_What you have to do:_
Go through the records, and copy each line in which the string "this" is present.

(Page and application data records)
· · · · ·
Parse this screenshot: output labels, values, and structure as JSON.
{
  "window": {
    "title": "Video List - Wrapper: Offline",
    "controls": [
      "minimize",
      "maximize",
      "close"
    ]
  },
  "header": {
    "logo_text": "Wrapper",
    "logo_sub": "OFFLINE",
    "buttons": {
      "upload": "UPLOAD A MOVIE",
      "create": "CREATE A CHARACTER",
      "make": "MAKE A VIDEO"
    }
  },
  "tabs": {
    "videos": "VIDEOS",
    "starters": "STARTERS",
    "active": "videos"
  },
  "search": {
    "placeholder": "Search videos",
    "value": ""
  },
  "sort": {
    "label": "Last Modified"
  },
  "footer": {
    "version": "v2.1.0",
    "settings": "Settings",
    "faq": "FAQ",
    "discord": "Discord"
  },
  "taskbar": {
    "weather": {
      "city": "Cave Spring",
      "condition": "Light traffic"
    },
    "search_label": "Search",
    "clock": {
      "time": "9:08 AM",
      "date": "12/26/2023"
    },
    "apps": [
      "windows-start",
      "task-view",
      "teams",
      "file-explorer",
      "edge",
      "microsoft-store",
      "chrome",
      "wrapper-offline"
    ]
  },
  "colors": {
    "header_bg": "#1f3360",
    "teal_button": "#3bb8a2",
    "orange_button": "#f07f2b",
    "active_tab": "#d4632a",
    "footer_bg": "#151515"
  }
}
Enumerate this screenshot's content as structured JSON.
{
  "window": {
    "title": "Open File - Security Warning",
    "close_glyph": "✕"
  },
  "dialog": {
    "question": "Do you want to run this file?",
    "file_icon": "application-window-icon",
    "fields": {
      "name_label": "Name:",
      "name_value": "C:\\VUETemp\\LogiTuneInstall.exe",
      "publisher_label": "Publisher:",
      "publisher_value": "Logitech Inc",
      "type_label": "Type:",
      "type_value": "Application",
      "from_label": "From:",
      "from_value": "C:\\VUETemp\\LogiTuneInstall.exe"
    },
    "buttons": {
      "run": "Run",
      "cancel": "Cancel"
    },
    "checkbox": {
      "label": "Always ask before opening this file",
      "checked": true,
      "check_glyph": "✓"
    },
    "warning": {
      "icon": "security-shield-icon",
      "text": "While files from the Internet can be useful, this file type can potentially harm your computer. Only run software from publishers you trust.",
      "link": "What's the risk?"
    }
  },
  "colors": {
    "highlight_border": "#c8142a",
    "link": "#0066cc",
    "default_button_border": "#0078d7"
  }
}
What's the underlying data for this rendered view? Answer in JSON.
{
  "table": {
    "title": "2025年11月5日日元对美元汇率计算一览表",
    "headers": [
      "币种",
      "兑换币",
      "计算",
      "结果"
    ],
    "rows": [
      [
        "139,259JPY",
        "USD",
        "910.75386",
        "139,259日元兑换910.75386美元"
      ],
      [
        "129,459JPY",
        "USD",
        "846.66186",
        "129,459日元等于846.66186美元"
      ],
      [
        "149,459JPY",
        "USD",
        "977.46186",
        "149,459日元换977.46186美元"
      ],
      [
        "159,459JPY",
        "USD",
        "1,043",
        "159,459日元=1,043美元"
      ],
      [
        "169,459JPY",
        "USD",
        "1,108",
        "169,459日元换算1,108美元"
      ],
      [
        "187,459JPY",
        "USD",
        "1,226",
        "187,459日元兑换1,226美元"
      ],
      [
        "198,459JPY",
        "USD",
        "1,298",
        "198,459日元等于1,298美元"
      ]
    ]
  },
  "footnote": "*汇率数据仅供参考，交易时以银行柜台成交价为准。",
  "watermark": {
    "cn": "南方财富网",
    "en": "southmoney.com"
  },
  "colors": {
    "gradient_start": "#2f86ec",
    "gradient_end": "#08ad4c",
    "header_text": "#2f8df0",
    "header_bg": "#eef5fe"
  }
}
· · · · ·
_Response:_
Parse this screenshot: output labels, values, and structure as JSON.
Enumerate this screenshot's content as structured JSON.
    "question": "Do you want to run this file?",
      "label": "Always ask before opening this file",
      "text": "While files from the Internet can be useful, this file type can potentially harm your computer. Only run software from publishers you trust.",
What's the underlying data for this rendered view? Answer in JSON.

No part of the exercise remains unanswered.